  6. Other recent settlements and verdicts against school districts that have included:

    1. Does v. LAUSD (George de la Torre Elementary – 2016) – $9.9 million settlement for the sexual abuse of three elementary school students by their teacher.

    2. Doe v. Centinela Valley Union High School District (2016) – $1.5 million settlement on behalf of a special needs student who was molested by her teacher’s assistant.

    3. Doe v. El Monte Union High School District (2019) – $5 million verdict on behalf of a Plaintiff for her sexual abuse by her teacher at Arroyo High School.

    4. Doe v. LAUSD (Cahuenga Elementary- 2019) – $ 11 million settlement paid by the LAUSD for the molestation of 9 minor girls by an afterschool program coach at Cahuenga Elementary School.

    5. Doe v. LAUSD (El Sereno Elementary – 2019) – $4 million settlement paid by the LAUSD for the molestation of 10 minor girls who were molested by a teacher at El Sereno Elementary School.

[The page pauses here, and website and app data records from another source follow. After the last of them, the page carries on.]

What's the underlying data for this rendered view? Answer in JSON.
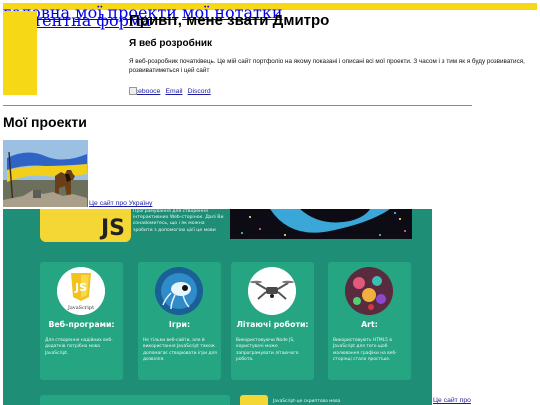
{
  "nav": {
    "items": [
      "головна",
      "мої проекти",
      "мої нотатки",
      "контентна форма"
    ]
  },
  "hero": {
    "title": "Привіт, мене звати Дмитро",
    "subtitle": "Я веб розробник",
    "description": "Я веб-розробник початківець. Це мій сайт портфоліо на якому показані і описані всі мої проекти. З часом і з тим як я буду розвиватися, розвиватиметься і цей сайт",
    "social": [
      "facebooce",
      "Email",
      "Discord"
    ]
  },
  "projects": {
    "title": "Мої проекти",
    "items": [
      {
        "link_text": "Це сайт про Україну"
      },
      {
        "link_text": "Це сайт про"
      }
    ]
  },
  "screenshot": {
    "js_badge": "JS",
    "intro_text": "Програмування для створення інтерактивних Web-сторінок. Далі Ви ознайомитесь, що і як можна зробити з допомогою цієї це мови",
    "cards": [
      {
        "title": "Веб-програми:",
        "badge": "JS",
        "caption": "JavaScript",
        "text": "Для створення надійних веб-додатків потрібна мова JavaScript."
      },
      {
        "title": "Ігри:",
        "text": "Не тільки веб-сайти, але й використання JavaScript також допомагає створювати ігри для дозвілля."
      },
      {
        "title": "Літаючі роботи:",
        "text": "Використовуючи Node JS, користувачі може запрограмувати літаючого робота."
      },
      {
        "title": "Art:",
        "text": "Використовують HTML5 в JavaScript для того щоб малювання графіки на веб-сторінці стало простіше."
      }
    ],
    "bottom_text": "JavaScript-це скриптова мова"
  },
  "colors": {
    "nav_bg": "#f7d816",
    "link": "#1b1ba0",
    "shot_bg": "#1e8f76",
    "card_bg": "#25a582",
    "js_yellow": "#f4d735"
  }
}
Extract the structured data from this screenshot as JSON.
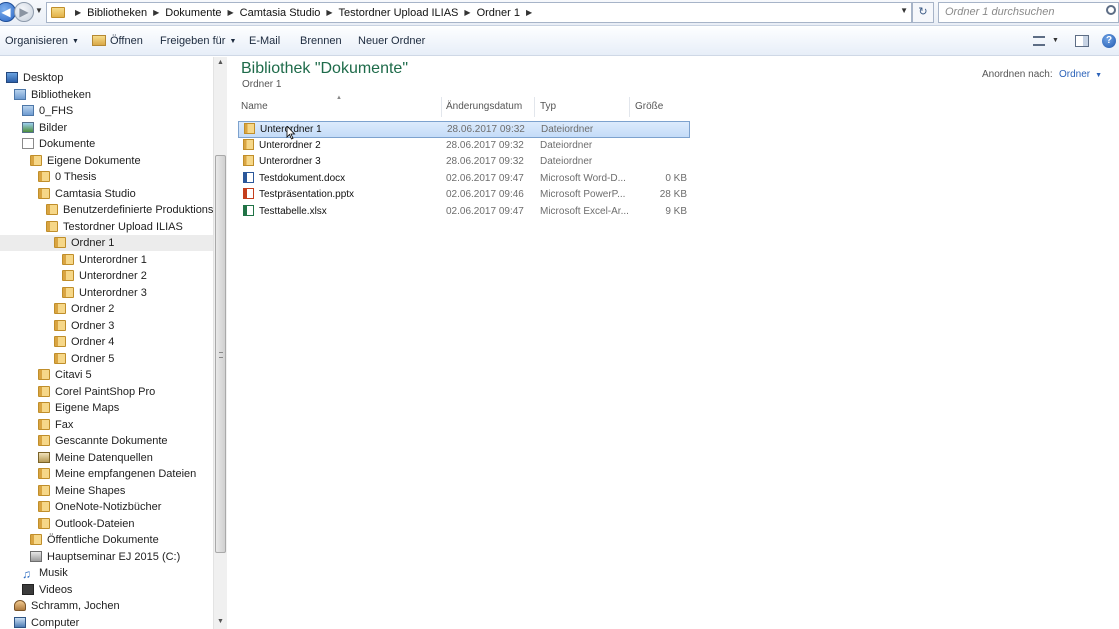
{
  "address": {
    "crumbs": [
      "Bibliotheken",
      "Dokumente",
      "Camtasia Studio",
      "Testordner Upload ILIAS",
      "Ordner 1"
    ],
    "search_placeholder": "Ordner 1 durchsuchen"
  },
  "toolbar": {
    "organize": "Organisieren",
    "open": "Öffnen",
    "share": "Freigeben für",
    "email": "E-Mail",
    "burn": "Brennen",
    "new_folder": "Neuer Ordner"
  },
  "nav": {
    "items": [
      {
        "label": "Desktop",
        "icon": "desktop-icon"
      },
      {
        "label": "Bibliotheken",
        "icon": "library-icon"
      },
      {
        "label": "0_FHS",
        "icon": "library-icon"
      },
      {
        "label": "Bilder",
        "icon": "pictures-icon"
      },
      {
        "label": "Dokumente",
        "icon": "documents-icon"
      },
      {
        "label": "Eigene Dokumente",
        "icon": "folder-icon"
      },
      {
        "label": "0 Thesis",
        "icon": "folder-icon"
      },
      {
        "label": "Camtasia Studio",
        "icon": "folder-icon"
      },
      {
        "label": "Benutzerdefinierte Produktionseinstellungen",
        "icon": "folder-icon"
      },
      {
        "label": "Testordner Upload ILIAS",
        "icon": "folder-icon"
      },
      {
        "label": "Ordner 1",
        "icon": "folder-icon"
      },
      {
        "label": "Unterordner 1",
        "icon": "folder-icon"
      },
      {
        "label": "Unterordner 2",
        "icon": "folder-icon"
      },
      {
        "label": "Unterordner 3",
        "icon": "folder-icon"
      },
      {
        "label": "Ordner 2",
        "icon": "folder-icon"
      },
      {
        "label": "Ordner 3",
        "icon": "folder-icon"
      },
      {
        "label": "Ordner 4",
        "icon": "folder-icon"
      },
      {
        "label": "Ordner 5",
        "icon": "folder-icon"
      },
      {
        "label": "Citavi 5",
        "icon": "folder-icon"
      },
      {
        "label": "Corel PaintShop Pro",
        "icon": "folder-icon"
      },
      {
        "label": "Eigene Maps",
        "icon": "folder-icon"
      },
      {
        "label": "Fax",
        "icon": "folder-icon"
      },
      {
        "label": "Gescannte Dokumente",
        "icon": "folder-icon"
      },
      {
        "label": "Meine Datenquellen",
        "icon": "data-sources-icon"
      },
      {
        "label": "Meine empfangenen Dateien",
        "icon": "folder-icon"
      },
      {
        "label": "Meine Shapes",
        "icon": "folder-icon"
      },
      {
        "label": "OneNote-Notizbücher",
        "icon": "folder-icon"
      },
      {
        "label": "Outlook-Dateien",
        "icon": "folder-icon"
      },
      {
        "label": "Öffentliche Dokumente",
        "icon": "folder-icon"
      },
      {
        "label": "Hauptseminar EJ 2015 (C:)",
        "icon": "drive-icon"
      },
      {
        "label": "Musik",
        "icon": "music-icon"
      },
      {
        "label": "Videos",
        "icon": "videos-icon"
      },
      {
        "label": "Schramm, Jochen",
        "icon": "user-icon"
      },
      {
        "label": "Computer",
        "icon": "computer-icon"
      }
    ]
  },
  "content": {
    "title": "Bibliothek \"Dokumente\"",
    "subtitle": "Ordner 1",
    "arrange_label": "Anordnen nach:",
    "arrange_value": "Ordner",
    "columns": [
      "Name",
      "Änderungsdatum",
      "Typ",
      "Größe"
    ],
    "files": [
      {
        "name": "Unterordner 1",
        "date": "28.06.2017 09:32",
        "type": "Dateiordner",
        "size": "",
        "icon": "folder-icon"
      },
      {
        "name": "Unterordner 2",
        "date": "28.06.2017 09:32",
        "type": "Dateiordner",
        "size": "",
        "icon": "folder-icon"
      },
      {
        "name": "Unterordner 3",
        "date": "28.06.2017 09:32",
        "type": "Dateiordner",
        "size": "",
        "icon": "folder-icon"
      },
      {
        "name": "Testdokument.docx",
        "date": "02.06.2017 09:47",
        "type": "Microsoft Word-D...",
        "size": "0 KB",
        "icon": "word-document-icon"
      },
      {
        "name": "Testpräsentation.pptx",
        "date": "02.06.2017 09:46",
        "type": "Microsoft PowerP...",
        "size": "28 KB",
        "icon": "powerpoint-file-icon"
      },
      {
        "name": "Testtabelle.xlsx",
        "date": "02.06.2017 09:47",
        "type": "Microsoft Excel-Ar...",
        "size": "9 KB",
        "icon": "excel-file-icon"
      }
    ]
  },
  "colors": {
    "title_green": "#1e6b4a",
    "link_blue": "#2c63b9",
    "selection_border": "#7da2ce"
  }
}
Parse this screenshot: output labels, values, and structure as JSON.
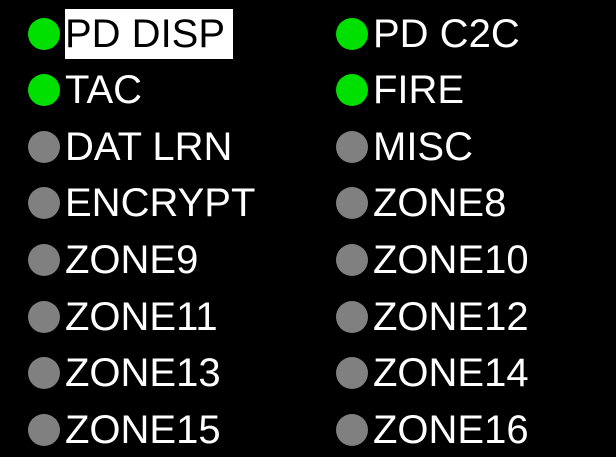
{
  "colors": {
    "background": "#000000",
    "label_text": "#ffffff",
    "indicator_on": "#00e000",
    "indicator_off": "#808080",
    "selected_bg": "#ffffff",
    "selected_text": "#000000"
  },
  "channels": [
    {
      "label": "PD DISP",
      "active": true,
      "selected": true
    },
    {
      "label": "PD C2C",
      "active": true,
      "selected": false
    },
    {
      "label": "TAC",
      "active": true,
      "selected": false
    },
    {
      "label": "FIRE",
      "active": true,
      "selected": false
    },
    {
      "label": "DAT LRN",
      "active": false,
      "selected": false
    },
    {
      "label": "MISC",
      "active": false,
      "selected": false
    },
    {
      "label": "ENCRYPT",
      "active": false,
      "selected": false
    },
    {
      "label": "ZONE8",
      "active": false,
      "selected": false
    },
    {
      "label": "ZONE9",
      "active": false,
      "selected": false
    },
    {
      "label": "ZONE10",
      "active": false,
      "selected": false
    },
    {
      "label": "ZONE11",
      "active": false,
      "selected": false
    },
    {
      "label": "ZONE12",
      "active": false,
      "selected": false
    },
    {
      "label": "ZONE13",
      "active": false,
      "selected": false
    },
    {
      "label": "ZONE14",
      "active": false,
      "selected": false
    },
    {
      "label": "ZONE15",
      "active": false,
      "selected": false
    },
    {
      "label": "ZONE16",
      "active": false,
      "selected": false
    }
  ]
}
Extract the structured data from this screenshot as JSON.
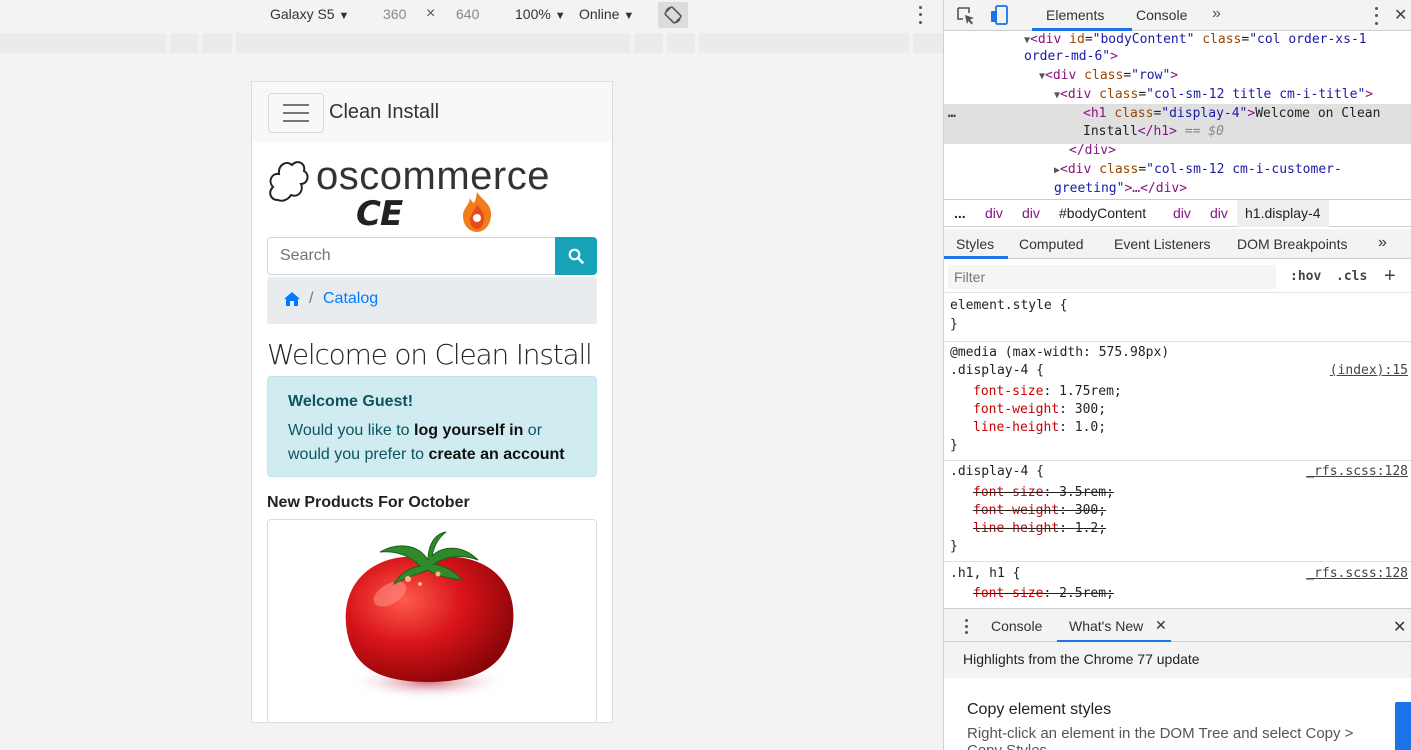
{
  "device_toolbar": {
    "device": "Galaxy S5",
    "width": "360",
    "times": "×",
    "height": "640",
    "zoom": "100%",
    "network": "Online",
    "caret": "▼"
  },
  "site": {
    "brand": "Clean Install",
    "logo_word": "oscommerce",
    "logo_sub": "CE PHOENIX",
    "search_placeholder": "Search",
    "breadcrumb_sep": "/",
    "breadcrumb_catalog": "Catalog",
    "welcome_title": "Welcome on Clean Install",
    "greeting": {
      "title": "Welcome Guest!",
      "text1": "Would you like to ",
      "login": "log yourself in",
      "text2": " or would you prefer to ",
      "create": "create an account"
    },
    "new_products": "New Products For October"
  },
  "devtools": {
    "tabs": {
      "elements": "Elements",
      "console": "Console",
      "more": "»"
    },
    "close": "✕",
    "dom": {
      "l1_tag_open": "<div ",
      "l1_attr1": "id",
      "l1_val1": "\"bodyContent\"",
      "l1_attr2": "class",
      "l1_val2": "\"col order-xs-1",
      "l1b_val": "order-md-6\"",
      "l2_tag": "<div ",
      "l2_attr": "class",
      "l2_val": "\"row\"",
      "l3_tag": "<div ",
      "l3_attr": "class",
      "l3_val": "\"col-sm-12 title cm-i-title\"",
      "l4_tag": "<h1 ",
      "l4_attr": "class",
      "l4_val": "\"display-4\"",
      "l4_text": "Welcome on Clean",
      "l4b_text": "Install",
      "l4b_close": "</h1>",
      "l4b_eq": " == $0",
      "l5": "</div>",
      "l6_tag": "<div ",
      "l6_attr": "class",
      "l6_val": "\"col-sm-12 cm-i-customer-",
      "l6b_val": "greeting\"",
      "l6b_rest": ">…</div>",
      "ellipsis": "…"
    },
    "breadcrumb": {
      "dots": "...",
      "div1": "div",
      "div2": "div",
      "body": "#bodyContent",
      "div3": "div",
      "div4": "div",
      "h1": "h1.display-4"
    },
    "styles_tabs": {
      "styles": "Styles",
      "computed": "Computed",
      "listeners": "Event Listeners",
      "dom_bp": "DOM Breakpoints",
      "more": "»"
    },
    "filter_placeholder": "Filter",
    "hov": ":hov",
    "cls": ".cls",
    "plus": "+",
    "rules": {
      "element_style": "element.style {",
      "close": "}",
      "media": "@media (max-width: 575.98px)",
      "sel1": ".display-4 {",
      "src1": "(index):15",
      "p1a_n": "font-size",
      "p1a_v": "1.75rem;",
      "p1b_n": "font-weight",
      "p1b_v": "300;",
      "p1c_n": "line-height",
      "p1c_v": "1.0;",
      "sel2": ".display-4 {",
      "src2": "_rfs.scss:128",
      "p2a_n": "font-size",
      "p2a_v": "3.5rem;",
      "p2b_n": "font-weight",
      "p2b_v": "300;",
      "p2c_n": "line-height",
      "p2c_v": "1.2;",
      "sel3": ".h1, h1 {",
      "src3": "_rfs.scss:128",
      "p3a_n": "font-size",
      "p3a_v": "2.5rem;"
    },
    "drawer": {
      "console": "Console",
      "whatsnew": "What's New",
      "x": "✕",
      "close": "✕"
    },
    "whatsnew": {
      "highlights": "Highlights from the Chrome 77 update",
      "heading": "Copy element styles",
      "body": "Right-click an element in the DOM Tree and select Copy > Copy Styles"
    }
  }
}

  7. D.Z. v. LAUSD (2019) – In D.Z. v. Los Angeles Unified School District (2019) 35 Cal.App.5th 210, the plaintiff’s high school teacher, James Shelburne, sexually abused our client. At trial, our office was severely limited in terms of the evidence that we could present as the trial judge excluded all escalating misconduct and non-touching evidence (grooming evidence). Additionally, the trial court limited vicarious liability to only the principal at the time of the sexual abuse and disregarded prior administrator’s negligence. The Court of Appeal reversed and held that the judge committed reversible error in excluding substantial notice evidence that showed an escalation of conduct. The Court of Appeal also held that the trial court committed reversible error by limiting the verdict form to only include the administrator that was there when the abuse finally came to light.

  8. K.J. v. LAUSD (2019) In K.J. v. L.A. Unified Sch. Dist., S241057 (Cal. Jan. 30, 2020) the California Supreme Court ruled on Mr. Carrillo’s behalf against the Los Angeles Unified School District. In that case, the LAUSD accused Mr. Carrillo of interfering with an Independent Medical Exam of a 10 year old girl who had been sexually attacked in a school bathroom by an adult male. The LAUSD sought a jail sanction and monetary sanctions against attorney Luis Carrillo. The Court of Appeal overturned the jail sanction and the only issue remaining was the monetary sanctions. The Supreme Court overturned the Court of Appeal who had determined thattorney Luis Carrillo didn’t have standing to seek an appeal when the trial court had ordered him to pay sanctions. The sanctions arose from his efforts to save a child from the re-traumatization of having to describe again, to a male doctor hired by the District, the specific details of her sexual abuse. The child had already been questioned by the attorney for the District in a deposition and she had painfully described the sexual abuse in detail to counsel for the LAUSD.